Spooky Rojo Mojo

Alerted by Mark's post that he switched to Rojo, I just now signed up to give it a try. After going through the wizard, I land on my new home feeds page. And my very first "Rojo Feed Recommendation" is: Mark's other blog, Integrate This. And no, I haven't imported my feeds from Bloglines yet!

Thursday, March 16, 2006

URIs are opaque, except when they're not

Roy jumps in to clarify the law about URI opaqueness:

The key is that the server is free to tell the client that there does exist structure in a given URI-space, and then the client is free to make use of that knowledge in future requests. That is how server-side imagemaps worked -- HTML says that the URI is structured such that appending "?X,Y" to that URI, where X and Y are non-negative integers, corresponds to points on a map that can respond to future GET requests.

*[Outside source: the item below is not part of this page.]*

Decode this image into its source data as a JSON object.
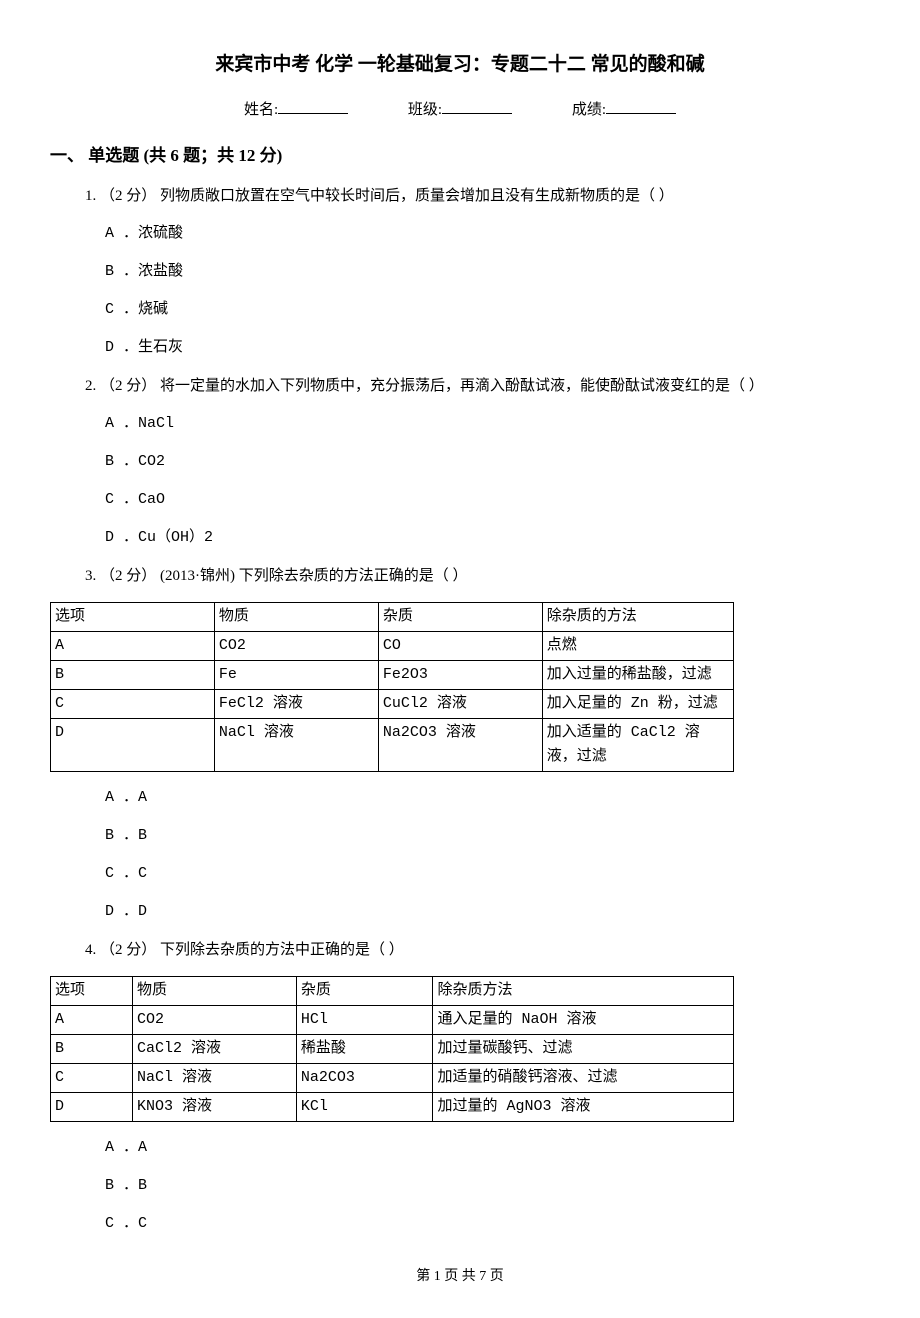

Thus, one way for the server to tell the client that a given URI is structured is to provide the URI in a standard element of a standard media type that has been defined as such. Another is to include the URI in a response header field.

I may be having my own, belated moment of total, violent, zen clarity.

Saturday, March 04, 2006

Patterns Problem

Peter Seibel's book has a nice analysis of the "patterns problem":

The reason both these functions start the same way is because they're both test functions. The duplication arises because, at the moment, test function is only half an abstraction. The abstraction exists in your mind, but in the code there's no way to express "this is a test function" other than to write code that follows a particular pattern.

Unfortunately, partial abstractions are a crummy tool for building software. Because a half abstraction is expressed in code by a manifestation of the pattern, you're guaranteed to have massive code duplication with all the normal bad consequences that implies for maintainability. More subtly, because the abstraction exists only in the minds of programmers, there's no mechanism to make sure different programmers (or even the same programmer working at different times) actually understand the abstraction the same way. To make a complete abstraction, you need a way to express "this is a test function" and have all the code required by the pattern be generated for you. In other words, you need a macro.

Lisp, again.